There’s an app that makes life here really rather seamless too, allowing you to hire a car, request a shuttle bus, check-in/out or order room service literally with the touch of a button, and we all know how important speed and ease-of-access is these days.
Time spent in the hotel will be time well-spent, as its indoor swimming pool serves as an urban retreat, while eating at The Stratus Room, with its contemporary reinterpretation of international cuisine, or soaking up cocktails as the sun goes down at The Ghibli Bar & Pool Terrace, will let you experience Cape Town’s world-renowned culinary scene first hand.
Of course, one must leave the hotel, and when you do, my suggestion is to go big or go home. There is no point in doing Cape Town by halves. You’ll regret it. Walk up Lion’s Head or take a cable car to the top of Table Mountain for truly rewarding views over this thriving city. The V&A Waterfront has come a long way since I was there, and is now the throbbing heart of the city – a district renowned for socialising, shopping and general ‘to see and be seen’ vibes. It’s sophisticated yet cool and a fantastic place for kids, too, with the Cape Wheel ride and its award-winning Two Oceans Aquarium.
Boulders Beach, between Simon’s Town and Cape Point, is well worth making the effort. It forms part of the Table Mountain National Park Marine Protected Area and is home to a colony of African penguins who wander freely amongst beach-goers in their black and white tuxedos, providing quite a marvellous interaction with nature. Then, there’s Robben Island, now a World Heritage Site and museum. Take a ferry from the Nelson Mandela Gateway at the V&A Waterfront for a guided tour of the prison island by a former political prisoner giving incomparable insights into the island’s history and, of course, the story of Nelson Mandela’s incarceration. Culture buffs can sate appetites with an abundance of museums and galleries. From the Castle of Good Hope’s 17th-century site to Zeitz Museum of Contemporary Art Africa and Iziko South African National Gallery, Cape Town’s culture scene has never been more rich and exciting.
One cannot visit Cape Town without a trip to a vineyard, and luckily for travellers, they are all around. A favourite amongst tourists, sommeliers and bon vivants is Stellenbosch, a town just a 40 minutes in-land drive from Cape Town that is surrounded by the vineyards of the Cape Winelands and the mountainous nature reserves of Jonkershoek and Simonsberg.

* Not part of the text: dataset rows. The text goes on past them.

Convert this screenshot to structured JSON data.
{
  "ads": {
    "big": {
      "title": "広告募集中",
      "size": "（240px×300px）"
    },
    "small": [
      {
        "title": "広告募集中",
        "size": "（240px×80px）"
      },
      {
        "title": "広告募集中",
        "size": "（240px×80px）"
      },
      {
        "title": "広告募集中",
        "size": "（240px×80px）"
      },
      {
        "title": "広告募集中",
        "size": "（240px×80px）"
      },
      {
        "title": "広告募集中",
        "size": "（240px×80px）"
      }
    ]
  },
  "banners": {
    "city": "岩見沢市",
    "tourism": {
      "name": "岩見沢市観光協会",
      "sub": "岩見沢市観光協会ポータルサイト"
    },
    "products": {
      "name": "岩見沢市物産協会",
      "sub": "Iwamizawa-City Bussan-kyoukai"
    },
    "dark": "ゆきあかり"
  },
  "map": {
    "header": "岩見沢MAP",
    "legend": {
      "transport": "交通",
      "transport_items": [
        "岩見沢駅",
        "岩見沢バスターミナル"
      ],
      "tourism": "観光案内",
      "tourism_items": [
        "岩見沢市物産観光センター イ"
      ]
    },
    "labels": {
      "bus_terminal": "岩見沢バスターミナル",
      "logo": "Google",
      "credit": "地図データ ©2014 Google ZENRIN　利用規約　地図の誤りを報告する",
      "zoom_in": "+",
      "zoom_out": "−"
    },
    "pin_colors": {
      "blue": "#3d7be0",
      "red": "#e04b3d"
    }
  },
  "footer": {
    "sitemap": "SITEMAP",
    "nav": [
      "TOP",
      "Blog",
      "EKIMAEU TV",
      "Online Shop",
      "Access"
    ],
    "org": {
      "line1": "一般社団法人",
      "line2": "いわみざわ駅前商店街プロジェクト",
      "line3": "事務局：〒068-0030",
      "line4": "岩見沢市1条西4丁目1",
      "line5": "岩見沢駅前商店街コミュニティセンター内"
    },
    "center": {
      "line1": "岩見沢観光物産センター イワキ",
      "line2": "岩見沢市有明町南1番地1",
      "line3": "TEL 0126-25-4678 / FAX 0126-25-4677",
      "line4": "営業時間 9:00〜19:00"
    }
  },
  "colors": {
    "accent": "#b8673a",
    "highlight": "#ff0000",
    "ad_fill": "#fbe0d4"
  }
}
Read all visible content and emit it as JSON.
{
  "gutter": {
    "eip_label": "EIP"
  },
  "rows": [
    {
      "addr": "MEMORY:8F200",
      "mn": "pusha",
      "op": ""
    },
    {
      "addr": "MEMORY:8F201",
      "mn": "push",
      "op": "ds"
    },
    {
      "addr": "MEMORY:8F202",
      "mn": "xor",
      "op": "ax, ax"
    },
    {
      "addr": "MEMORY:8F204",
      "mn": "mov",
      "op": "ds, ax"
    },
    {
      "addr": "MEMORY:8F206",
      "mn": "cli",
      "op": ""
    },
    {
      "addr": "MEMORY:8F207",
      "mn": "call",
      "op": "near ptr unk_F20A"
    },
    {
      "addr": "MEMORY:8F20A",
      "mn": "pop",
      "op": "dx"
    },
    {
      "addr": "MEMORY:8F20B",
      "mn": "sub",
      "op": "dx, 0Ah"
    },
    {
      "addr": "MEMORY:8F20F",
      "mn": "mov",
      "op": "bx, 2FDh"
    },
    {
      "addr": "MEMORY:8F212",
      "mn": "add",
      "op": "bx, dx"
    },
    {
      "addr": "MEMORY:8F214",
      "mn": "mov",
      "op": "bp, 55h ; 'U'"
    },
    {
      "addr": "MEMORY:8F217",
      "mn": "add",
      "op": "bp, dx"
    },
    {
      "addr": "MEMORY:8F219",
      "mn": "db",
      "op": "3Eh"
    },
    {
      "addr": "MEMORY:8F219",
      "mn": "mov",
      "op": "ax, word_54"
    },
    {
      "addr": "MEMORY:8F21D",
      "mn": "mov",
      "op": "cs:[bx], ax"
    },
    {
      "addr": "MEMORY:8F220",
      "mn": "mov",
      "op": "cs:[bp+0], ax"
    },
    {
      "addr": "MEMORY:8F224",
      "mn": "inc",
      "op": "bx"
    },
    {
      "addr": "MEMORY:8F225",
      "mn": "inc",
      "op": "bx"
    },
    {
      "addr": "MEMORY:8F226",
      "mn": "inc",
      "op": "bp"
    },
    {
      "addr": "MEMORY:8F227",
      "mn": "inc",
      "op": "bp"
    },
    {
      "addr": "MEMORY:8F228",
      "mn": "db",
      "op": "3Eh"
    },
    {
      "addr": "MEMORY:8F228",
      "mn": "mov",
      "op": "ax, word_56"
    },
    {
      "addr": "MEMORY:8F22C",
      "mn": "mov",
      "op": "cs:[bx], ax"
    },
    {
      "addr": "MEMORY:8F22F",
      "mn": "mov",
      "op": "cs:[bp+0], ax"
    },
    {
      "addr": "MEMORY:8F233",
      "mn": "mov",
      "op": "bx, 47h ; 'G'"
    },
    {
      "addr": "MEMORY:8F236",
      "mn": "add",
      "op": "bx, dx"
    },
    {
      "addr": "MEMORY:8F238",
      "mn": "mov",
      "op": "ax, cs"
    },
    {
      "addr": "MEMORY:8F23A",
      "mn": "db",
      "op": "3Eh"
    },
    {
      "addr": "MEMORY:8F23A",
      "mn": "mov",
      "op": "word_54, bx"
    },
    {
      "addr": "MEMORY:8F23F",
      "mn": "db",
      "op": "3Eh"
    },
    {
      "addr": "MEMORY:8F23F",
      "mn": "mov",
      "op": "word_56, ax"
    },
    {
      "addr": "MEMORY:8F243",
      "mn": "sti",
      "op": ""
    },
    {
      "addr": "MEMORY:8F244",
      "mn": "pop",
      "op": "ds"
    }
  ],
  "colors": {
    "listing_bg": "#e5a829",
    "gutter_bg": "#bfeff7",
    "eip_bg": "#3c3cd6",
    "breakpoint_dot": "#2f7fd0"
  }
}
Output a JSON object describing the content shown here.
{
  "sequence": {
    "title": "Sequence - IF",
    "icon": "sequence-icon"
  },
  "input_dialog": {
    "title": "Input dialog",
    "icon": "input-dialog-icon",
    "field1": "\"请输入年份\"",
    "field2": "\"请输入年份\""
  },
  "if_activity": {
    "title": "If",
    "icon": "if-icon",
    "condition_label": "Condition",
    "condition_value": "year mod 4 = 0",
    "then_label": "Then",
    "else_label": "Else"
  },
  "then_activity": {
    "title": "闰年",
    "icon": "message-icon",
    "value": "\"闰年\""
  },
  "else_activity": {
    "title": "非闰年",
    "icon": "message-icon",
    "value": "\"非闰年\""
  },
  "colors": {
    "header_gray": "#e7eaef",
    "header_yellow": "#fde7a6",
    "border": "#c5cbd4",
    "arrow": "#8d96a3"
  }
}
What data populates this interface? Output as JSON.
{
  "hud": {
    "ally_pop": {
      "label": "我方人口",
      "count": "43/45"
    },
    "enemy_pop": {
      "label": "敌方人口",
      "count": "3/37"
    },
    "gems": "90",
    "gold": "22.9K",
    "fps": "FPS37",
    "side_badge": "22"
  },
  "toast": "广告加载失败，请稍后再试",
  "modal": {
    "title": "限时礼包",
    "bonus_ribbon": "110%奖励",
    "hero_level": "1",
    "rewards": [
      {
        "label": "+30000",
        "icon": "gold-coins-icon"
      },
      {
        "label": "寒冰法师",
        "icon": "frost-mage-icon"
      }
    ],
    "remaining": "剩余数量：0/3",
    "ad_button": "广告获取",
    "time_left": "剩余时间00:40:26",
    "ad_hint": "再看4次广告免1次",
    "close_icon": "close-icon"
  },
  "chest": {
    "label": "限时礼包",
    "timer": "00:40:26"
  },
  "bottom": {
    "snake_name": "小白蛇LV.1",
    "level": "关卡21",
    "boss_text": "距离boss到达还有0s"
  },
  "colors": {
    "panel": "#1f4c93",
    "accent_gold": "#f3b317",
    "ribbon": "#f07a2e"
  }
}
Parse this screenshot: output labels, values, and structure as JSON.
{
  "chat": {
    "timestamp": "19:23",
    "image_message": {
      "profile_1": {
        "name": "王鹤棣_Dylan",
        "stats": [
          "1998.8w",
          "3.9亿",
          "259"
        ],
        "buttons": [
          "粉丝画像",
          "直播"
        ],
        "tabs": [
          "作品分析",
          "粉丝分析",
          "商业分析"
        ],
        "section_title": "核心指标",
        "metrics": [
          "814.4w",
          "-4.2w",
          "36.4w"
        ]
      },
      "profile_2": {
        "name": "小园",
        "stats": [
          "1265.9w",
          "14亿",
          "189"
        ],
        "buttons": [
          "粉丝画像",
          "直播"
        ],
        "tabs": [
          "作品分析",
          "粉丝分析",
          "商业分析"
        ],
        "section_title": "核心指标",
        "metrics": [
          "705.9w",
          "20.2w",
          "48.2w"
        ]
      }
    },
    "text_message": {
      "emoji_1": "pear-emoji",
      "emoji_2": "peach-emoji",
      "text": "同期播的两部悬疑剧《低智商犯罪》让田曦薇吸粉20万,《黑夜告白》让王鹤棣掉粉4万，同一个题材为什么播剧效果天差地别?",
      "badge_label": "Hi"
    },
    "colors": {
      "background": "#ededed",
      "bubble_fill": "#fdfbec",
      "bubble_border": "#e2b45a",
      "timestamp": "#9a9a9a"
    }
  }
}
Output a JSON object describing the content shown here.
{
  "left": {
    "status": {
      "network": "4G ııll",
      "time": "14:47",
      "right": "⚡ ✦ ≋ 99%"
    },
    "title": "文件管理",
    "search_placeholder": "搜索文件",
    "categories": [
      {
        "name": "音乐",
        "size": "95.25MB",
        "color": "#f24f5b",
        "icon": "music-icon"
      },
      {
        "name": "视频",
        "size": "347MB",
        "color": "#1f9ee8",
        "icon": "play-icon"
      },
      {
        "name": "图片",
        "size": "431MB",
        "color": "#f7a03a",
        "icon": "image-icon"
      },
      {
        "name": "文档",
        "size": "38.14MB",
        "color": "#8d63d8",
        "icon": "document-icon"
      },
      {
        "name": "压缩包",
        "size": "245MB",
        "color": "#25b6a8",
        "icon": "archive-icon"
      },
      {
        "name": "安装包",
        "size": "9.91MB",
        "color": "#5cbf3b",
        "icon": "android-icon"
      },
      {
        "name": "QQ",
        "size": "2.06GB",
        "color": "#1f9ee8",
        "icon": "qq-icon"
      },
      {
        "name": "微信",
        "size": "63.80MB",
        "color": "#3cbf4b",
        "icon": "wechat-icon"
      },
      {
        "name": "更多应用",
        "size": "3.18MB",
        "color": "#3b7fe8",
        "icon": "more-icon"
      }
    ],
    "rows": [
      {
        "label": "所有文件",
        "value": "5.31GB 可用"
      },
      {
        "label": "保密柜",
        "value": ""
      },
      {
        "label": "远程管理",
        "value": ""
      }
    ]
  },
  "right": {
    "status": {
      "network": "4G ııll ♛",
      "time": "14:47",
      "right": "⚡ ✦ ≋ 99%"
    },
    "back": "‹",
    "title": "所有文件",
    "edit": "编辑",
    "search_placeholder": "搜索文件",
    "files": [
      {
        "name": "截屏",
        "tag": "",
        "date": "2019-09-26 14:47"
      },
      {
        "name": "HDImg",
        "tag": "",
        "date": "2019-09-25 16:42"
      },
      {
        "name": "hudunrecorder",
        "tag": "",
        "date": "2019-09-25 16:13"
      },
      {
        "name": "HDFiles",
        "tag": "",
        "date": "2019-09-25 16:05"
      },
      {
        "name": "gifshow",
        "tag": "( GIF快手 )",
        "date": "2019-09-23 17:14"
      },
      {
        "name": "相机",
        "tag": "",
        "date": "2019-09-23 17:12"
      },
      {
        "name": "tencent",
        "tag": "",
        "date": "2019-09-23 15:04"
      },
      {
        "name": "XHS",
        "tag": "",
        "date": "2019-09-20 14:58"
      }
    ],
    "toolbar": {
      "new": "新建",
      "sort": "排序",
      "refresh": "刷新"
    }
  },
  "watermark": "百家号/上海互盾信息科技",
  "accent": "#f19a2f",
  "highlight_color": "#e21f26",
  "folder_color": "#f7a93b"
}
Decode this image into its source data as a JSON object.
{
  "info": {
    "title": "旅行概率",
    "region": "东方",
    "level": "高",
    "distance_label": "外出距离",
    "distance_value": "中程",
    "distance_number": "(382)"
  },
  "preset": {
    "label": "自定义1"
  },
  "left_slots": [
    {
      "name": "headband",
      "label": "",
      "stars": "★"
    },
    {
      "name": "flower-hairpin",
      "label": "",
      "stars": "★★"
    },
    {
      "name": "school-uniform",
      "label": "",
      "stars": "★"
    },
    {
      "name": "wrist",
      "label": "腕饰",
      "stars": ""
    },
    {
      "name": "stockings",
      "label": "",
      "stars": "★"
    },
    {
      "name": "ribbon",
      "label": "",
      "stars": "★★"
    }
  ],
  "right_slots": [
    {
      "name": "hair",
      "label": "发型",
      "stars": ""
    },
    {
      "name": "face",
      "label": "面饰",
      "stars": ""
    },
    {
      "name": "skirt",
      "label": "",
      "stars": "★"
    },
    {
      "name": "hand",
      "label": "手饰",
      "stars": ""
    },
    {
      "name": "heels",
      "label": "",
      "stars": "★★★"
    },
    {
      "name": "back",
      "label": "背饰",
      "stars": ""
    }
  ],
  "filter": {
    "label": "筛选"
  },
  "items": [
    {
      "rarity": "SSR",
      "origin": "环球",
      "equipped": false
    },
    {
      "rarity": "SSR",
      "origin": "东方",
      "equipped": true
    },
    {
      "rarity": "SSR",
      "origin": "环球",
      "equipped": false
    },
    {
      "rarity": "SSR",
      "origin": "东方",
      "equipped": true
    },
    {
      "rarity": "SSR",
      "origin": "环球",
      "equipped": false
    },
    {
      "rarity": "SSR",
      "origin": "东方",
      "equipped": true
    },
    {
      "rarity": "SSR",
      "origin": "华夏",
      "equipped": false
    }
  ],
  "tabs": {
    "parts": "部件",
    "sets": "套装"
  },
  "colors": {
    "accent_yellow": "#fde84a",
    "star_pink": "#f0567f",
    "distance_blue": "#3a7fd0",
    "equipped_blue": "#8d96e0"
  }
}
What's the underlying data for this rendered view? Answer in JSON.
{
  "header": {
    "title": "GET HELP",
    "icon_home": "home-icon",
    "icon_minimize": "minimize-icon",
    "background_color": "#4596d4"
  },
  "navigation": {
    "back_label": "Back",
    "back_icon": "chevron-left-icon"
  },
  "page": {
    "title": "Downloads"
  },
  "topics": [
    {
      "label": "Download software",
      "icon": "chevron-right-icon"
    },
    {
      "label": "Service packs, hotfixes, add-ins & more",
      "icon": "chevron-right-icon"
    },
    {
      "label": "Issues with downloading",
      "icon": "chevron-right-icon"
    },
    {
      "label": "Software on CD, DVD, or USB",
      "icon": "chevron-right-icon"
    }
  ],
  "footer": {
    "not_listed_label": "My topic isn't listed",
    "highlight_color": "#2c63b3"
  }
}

There’s much indulging to be done here, as one can imagine, but between the gourmand extravagance, you’ll also find nature at its finest, best soaked up on a hike, cycle ride or a drive through Helshoogte Pass in a vintage open-top car.
Once back at the hotel, you can put your feet up and contemplate what else you want to explore of Cape Town from the vantage point of your panoramic Penthouse terrace. The possibilities really are endless.
I challenge anyone to visit Cape Town and not walk away with memories that will last a lifetime. The vibrancy of the city, its rugged, natural beauty and its cosmopolitan consciousness have a way of weaving its way into your heart and not letting go. It’s a place for dreamers, adventurers and inquisitive souls seeking an alternative urban escape. Worth putting on your bucket-list, I’d say.
WHAT: The Penthouse
WHERE: Radisson Blu Hotel & Residence, Cape Town, South Africa